No obvious difference in the occurrences of postpartum complications were observed in puerperas in the two groups (P>0.05), as shown in Table 4.
|Group||Number of cases||Postpartum hemorrhage||Postpartum infection||Urinary retention|
|Control group||60||1 (1.67)||1 (1.67)||2 (3.33)|
|Observation group||62||2 (3.23)||1 (1.61)||3 (4.84)|
Table 4. Comparative analysis of the occurrence of postpartum complications in the two Groups (n, %).

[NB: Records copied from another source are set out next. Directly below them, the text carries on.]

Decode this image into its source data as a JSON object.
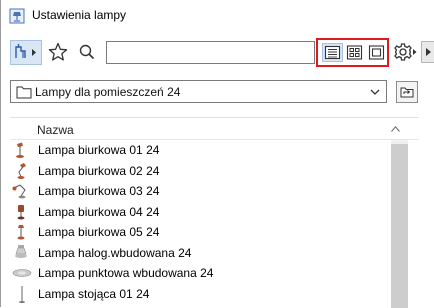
{
  "window": {
    "title": "Ustawienia lampy"
  },
  "toolbar": {
    "library_button_icon": "library-object-icon",
    "favorites_icon": "star-icon",
    "search_icon": "search-icon",
    "search_value": "",
    "view_modes": [
      {
        "icon": "list-view-icon",
        "active": true
      },
      {
        "icon": "grid-view-icon",
        "active": false
      },
      {
        "icon": "preview-view-icon",
        "active": false
      }
    ],
    "settings_icon": "gear-icon"
  },
  "folder": {
    "selected": "Lampy dla pomieszczeń 24",
    "up_icon": "folder-up-icon"
  },
  "list": {
    "column_header": "Nazwa",
    "items": [
      {
        "label": "Lampa biurkowa 01 24",
        "thumb": "desk-lamp-icon"
      },
      {
        "label": "Lampa biurkowa 02 24",
        "thumb": "desk-lamp-icon"
      },
      {
        "label": "Lampa biurkowa 03 24",
        "thumb": "desk-lamp-icon"
      },
      {
        "label": "Lampa biurkowa 04 24",
        "thumb": "desk-lamp-icon"
      },
      {
        "label": "Lampa biurkowa 05 24",
        "thumb": "desk-lamp-icon"
      },
      {
        "label": "Lampa halog.wbudowana 24",
        "thumb": "recessed-halogen-icon"
      },
      {
        "label": "Lampa punktowa wbudowana 24",
        "thumb": "recessed-spot-icon"
      },
      {
        "label": "Lampa stojąca 01 24",
        "thumb": "floor-lamp-icon"
      }
    ]
  },
  "colors": {
    "highlight_border": "#e0191f",
    "active_button": "#d9e6f5",
    "lamp_shade": "#b5532e"
  }
}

With the current prevalence of cesarean delivery, the choice of delivery mode in puerperas experiencing subsequent pregnancy after cesarean delivery has become a difficult problem in clinical obstetrics and has drawn much concern from clinicians . Relevant reports have stated that occurrence rate of cesarean section pregnancy (CSP) is about 0.45%, which occupies 6.0% in ectopic gestation in patients with history of cesarean delivery. The pathogenesis of CSP is still unclear and some scholars believe that cesarean delivery, dilation and curettage, and hysteroscope operation result to CSP . With continuous development of ultrasonic technology and diagnostic equipment, the detection rate of CSP after cesarean delivery has increased. Active treatment should be carried out once a patient is diagnosed with CSP. Studies find that in the relationship between CSP and cesarean delivery, induced labor can be considered at 32.5% risk for CSP. In the second trimester of pregnancy in scarred uterus, fiber tissues surrounding uterine membrane at the cicatrix bear greater pressure, and once rupture occurs, the safety of the patient is easily endangered . Therefore, selecting the proper method to carry out induced labor is of prime importance.

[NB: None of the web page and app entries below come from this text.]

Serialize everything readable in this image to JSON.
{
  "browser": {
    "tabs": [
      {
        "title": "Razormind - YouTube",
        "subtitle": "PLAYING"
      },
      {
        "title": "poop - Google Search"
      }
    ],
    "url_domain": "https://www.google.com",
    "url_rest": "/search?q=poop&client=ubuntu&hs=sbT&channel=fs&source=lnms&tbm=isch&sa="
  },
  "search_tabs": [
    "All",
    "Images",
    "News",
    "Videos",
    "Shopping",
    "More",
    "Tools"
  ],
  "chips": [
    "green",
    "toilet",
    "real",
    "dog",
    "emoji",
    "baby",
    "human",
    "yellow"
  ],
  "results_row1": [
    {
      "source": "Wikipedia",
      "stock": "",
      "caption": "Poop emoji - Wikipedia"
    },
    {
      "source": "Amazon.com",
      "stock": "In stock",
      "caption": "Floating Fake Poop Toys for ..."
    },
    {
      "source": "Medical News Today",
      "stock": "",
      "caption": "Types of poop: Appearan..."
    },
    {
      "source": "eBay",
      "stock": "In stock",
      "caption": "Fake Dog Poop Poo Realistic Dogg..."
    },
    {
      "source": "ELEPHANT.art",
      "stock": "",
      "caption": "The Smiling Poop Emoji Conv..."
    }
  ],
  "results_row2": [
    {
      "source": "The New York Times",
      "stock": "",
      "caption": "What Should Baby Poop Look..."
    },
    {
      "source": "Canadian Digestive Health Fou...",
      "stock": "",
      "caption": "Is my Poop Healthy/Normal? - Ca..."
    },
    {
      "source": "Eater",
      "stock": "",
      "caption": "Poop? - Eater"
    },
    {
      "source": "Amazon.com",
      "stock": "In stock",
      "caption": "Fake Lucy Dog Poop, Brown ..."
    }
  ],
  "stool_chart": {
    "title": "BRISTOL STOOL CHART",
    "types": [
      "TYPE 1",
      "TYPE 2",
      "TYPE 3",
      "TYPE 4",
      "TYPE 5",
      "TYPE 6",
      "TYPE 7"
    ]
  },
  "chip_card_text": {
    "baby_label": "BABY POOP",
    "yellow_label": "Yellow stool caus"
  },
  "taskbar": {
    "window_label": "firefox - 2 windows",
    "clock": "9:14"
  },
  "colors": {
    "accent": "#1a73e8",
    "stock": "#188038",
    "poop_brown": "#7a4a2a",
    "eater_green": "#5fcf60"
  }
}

Studies have confirmed that for puerperas with scarred uterus to accept cesarean section, the risks are very high and the procedure can easily give rise to hemorrhage and even death. Thus, vaginal trial delivery for puerperas with scarred uterus has been proposed to be implemented without indications of cesarean section so as to reduce delivery risks . In recent years, as perinatology and therapeutic and nursing levels continue to improve, the safety of vaginal delivery in puerperas with scarred uterus has also improved. Survey shows that the success rate of vaginal delivery for subsequent pregnancy in scarred uterus can reach 80%, which is consistent with this study . With gradual improvement in cesarean delivery technology, the damage caused by the procedure has been reduced and the recovery after operation has been generally favorable so the formation of cicatricial tissues has been effectively reduced. Furthermore, the safety and feasibility of vaginal delivery for subsequent pregnancy in scarred uterus have improved .
In this study, results show that puerperas with scarred uterus were not significantly different from primiparas in the aspects of success rate of vaginal delivery, time of stages of labor, postpartum bleeding quantity, length of stay, neonatal score, and occurrence of complications. This indicated that the safety of vaginal delivery of scarred uterus was relatively high; thus, puerperas without any indication of cesarean section should be encouraged to accept vaginal trial delivery as much as possible to effectively reduce the risks of cesarean section. Vaginal delivery in scarred uterus is also of certain danger; hence, clinicians should strictly master indications of vaginal delivery and enhance the monitoring of stages of labor so that maternal and child health and safety can be guaranteed. The good results obtained in this study were due to prenatal understanding of the indications of vaginal delivery and sufficient evaluation. Moreover, present cesarean section is mostly done through a transverse incision mode in the lower uterine segment where the incision is made along the direction of muscle fiber, which can effectively result in damage to uterus with favorable postoperative wound healing, reduce cicatrization, and further improve the feasibility and safety of vaginal delivery for subsequent pregnancy after cesarean section.
Vaginal delivery of puerperas experiencing subsequent pregnancy in scarred uterus after cesarean section poses certain danger; thus, sufficient prenatal preparations should be made and indications of vaginal delivery should be strictly mastered.